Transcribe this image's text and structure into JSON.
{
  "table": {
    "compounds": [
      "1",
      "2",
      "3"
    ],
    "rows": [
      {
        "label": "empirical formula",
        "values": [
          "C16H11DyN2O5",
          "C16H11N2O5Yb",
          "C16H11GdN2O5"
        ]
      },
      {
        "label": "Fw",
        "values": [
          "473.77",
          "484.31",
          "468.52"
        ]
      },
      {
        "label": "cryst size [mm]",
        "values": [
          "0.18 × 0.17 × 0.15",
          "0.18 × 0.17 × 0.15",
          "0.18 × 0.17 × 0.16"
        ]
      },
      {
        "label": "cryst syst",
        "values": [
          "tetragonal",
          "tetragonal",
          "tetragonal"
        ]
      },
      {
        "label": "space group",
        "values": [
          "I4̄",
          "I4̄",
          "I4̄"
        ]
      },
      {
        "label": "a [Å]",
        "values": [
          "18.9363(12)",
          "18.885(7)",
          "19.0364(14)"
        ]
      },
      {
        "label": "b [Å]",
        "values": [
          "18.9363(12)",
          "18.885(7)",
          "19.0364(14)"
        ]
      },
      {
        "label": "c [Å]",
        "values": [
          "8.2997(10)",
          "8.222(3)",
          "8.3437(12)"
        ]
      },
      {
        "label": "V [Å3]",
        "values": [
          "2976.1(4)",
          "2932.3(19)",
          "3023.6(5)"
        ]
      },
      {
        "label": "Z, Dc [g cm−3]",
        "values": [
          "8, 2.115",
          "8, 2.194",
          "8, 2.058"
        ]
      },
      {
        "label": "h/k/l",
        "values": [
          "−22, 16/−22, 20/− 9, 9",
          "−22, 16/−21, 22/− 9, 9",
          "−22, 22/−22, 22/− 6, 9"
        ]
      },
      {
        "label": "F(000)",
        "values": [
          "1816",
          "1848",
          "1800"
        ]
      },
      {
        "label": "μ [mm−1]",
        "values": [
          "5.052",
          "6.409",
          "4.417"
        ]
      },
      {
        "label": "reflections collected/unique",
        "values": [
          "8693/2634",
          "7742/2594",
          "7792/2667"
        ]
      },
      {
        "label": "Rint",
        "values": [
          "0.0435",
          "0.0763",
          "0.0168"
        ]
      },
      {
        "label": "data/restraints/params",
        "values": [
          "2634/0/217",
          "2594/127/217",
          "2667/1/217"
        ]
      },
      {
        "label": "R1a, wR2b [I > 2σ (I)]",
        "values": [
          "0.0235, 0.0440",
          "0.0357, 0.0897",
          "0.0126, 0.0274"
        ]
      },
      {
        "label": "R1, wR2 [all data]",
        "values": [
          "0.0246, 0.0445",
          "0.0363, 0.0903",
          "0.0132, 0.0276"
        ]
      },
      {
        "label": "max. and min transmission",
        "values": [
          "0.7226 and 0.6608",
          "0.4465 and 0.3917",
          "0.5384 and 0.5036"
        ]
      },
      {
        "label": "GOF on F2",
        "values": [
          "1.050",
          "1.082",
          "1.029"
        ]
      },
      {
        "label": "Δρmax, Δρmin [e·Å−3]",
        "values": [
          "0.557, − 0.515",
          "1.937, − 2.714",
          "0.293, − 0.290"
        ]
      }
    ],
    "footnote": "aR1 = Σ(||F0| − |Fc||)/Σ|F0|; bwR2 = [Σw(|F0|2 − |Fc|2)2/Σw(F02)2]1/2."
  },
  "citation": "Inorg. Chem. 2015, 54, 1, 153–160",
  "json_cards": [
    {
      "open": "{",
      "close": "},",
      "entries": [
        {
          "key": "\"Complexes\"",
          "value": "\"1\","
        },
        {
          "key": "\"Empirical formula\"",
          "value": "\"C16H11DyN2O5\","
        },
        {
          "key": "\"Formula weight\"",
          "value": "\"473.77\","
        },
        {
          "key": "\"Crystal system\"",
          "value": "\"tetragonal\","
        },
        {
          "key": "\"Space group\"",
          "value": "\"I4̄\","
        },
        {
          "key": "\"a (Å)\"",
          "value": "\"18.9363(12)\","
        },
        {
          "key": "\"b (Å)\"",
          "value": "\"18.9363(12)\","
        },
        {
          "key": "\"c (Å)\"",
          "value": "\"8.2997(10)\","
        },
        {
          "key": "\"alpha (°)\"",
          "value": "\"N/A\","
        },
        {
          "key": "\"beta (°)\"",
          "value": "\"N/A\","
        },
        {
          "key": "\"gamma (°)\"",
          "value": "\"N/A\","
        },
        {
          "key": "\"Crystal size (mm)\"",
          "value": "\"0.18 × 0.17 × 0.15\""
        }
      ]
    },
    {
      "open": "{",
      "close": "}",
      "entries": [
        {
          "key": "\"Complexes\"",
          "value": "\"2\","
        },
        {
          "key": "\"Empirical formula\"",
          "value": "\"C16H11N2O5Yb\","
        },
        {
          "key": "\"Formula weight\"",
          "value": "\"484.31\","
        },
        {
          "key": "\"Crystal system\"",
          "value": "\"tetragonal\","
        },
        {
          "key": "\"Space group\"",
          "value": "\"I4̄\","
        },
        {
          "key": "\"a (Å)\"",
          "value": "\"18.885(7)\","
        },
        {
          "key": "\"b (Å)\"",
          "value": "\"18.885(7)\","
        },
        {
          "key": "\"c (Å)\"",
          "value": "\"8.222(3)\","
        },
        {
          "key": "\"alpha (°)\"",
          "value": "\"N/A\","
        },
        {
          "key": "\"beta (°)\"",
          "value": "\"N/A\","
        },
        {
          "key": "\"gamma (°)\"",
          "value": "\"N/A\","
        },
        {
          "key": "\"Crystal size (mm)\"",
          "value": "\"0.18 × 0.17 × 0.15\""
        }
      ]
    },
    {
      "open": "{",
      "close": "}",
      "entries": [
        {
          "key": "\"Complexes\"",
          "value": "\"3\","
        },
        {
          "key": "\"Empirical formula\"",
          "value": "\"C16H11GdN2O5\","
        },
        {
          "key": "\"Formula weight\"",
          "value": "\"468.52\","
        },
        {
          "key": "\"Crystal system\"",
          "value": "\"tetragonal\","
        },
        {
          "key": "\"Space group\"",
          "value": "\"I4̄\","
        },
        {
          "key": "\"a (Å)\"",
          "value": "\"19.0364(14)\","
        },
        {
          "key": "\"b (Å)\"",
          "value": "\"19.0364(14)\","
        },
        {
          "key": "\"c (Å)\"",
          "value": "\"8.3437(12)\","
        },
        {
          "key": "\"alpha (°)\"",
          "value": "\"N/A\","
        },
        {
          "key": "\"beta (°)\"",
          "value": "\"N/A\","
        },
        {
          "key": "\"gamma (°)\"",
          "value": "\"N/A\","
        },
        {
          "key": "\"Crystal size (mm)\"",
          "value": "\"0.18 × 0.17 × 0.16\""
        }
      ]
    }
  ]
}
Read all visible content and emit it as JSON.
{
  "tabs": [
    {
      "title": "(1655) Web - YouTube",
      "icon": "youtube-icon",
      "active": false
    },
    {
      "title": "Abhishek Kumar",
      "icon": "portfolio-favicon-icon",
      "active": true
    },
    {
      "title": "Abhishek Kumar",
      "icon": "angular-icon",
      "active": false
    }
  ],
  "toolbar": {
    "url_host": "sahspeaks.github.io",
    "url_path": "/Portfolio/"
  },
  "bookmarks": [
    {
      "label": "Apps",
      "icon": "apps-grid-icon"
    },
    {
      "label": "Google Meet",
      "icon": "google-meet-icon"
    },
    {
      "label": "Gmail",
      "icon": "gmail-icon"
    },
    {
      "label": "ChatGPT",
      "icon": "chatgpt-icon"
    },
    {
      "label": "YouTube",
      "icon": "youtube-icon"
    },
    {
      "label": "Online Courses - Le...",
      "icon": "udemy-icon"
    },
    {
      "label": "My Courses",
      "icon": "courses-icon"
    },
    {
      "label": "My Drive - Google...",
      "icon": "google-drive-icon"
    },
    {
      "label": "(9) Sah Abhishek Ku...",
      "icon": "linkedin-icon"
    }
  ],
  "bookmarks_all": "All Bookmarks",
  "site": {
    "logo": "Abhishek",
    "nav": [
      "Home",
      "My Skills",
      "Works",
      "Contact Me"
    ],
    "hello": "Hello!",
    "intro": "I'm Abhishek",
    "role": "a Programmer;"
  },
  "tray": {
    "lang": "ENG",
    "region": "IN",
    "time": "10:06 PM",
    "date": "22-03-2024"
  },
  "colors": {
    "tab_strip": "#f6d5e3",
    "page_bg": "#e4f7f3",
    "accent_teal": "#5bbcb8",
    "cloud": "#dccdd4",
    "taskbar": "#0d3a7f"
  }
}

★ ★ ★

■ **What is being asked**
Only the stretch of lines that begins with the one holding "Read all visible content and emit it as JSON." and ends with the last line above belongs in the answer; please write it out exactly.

■ **Result for this exercise**
Read all visible content and emit it as JSON.
{
  "tabs": [
    {
      "title": "(1655) Web - YouTube",
      "icon": "youtube-icon",
      "active": false
    },
    {
      "title": "Abhishek Kumar",
      "icon": "portfolio-favicon-icon",
      "active": true
    },
    {
      "title": "Abhishek Kumar",
      "icon": "angular-icon",
      "active": false
    }
  ],
  "toolbar": {
    "url_host": "sahspeaks.github.io",
    "url_path": "/Portfolio/"
  },
  "bookmarks": [
    {
      "label": "Apps",
      "icon": "apps-grid-icon"
    },
    {
      "label": "Google Meet",
      "icon": "google-meet-icon"
    },
    {
      "label": "Gmail",
      "icon": "gmail-icon"
    },
    {
      "label": "ChatGPT",
      "icon": "chatgpt-icon"
    },
    {
      "label": "YouTube",
      "icon": "youtube-icon"
    },
    {
      "label": "Online Courses - Le...",
      "icon": "udemy-icon"
    },
    {
      "label": "My Courses",
      "icon": "courses-icon"
    },
    {
      "label": "My Drive - Google...",
      "icon": "google-drive-icon"
    },
    {
      "label": "(9) Sah Abhishek Ku...",
      "icon": "linkedin-icon"
    }
  ],
  "bookmarks_all": "All Bookmarks",
  "site": {
    "logo": "Abhishek",
    "nav": [
      "Home",
      "My Skills",
      "Works",
      "Contact Me"
    ],
    "hello": "Hello!",
    "intro": "I'm Abhishek",
    "role": "a Programmer;"
  },
  "tray": {
    "lang": "ENG",
    "region": "IN",
    "time": "10:06 PM",
    "date": "22-03-2024"
  },
  "colors": {
    "tab_strip": "#f6d5e3",
    "page_bg": "#e4f7f3",
    "accent_teal": "#5bbcb8",
    "cloud": "#dccdd4",
    "taskbar": "#0d3a7f"
  }
}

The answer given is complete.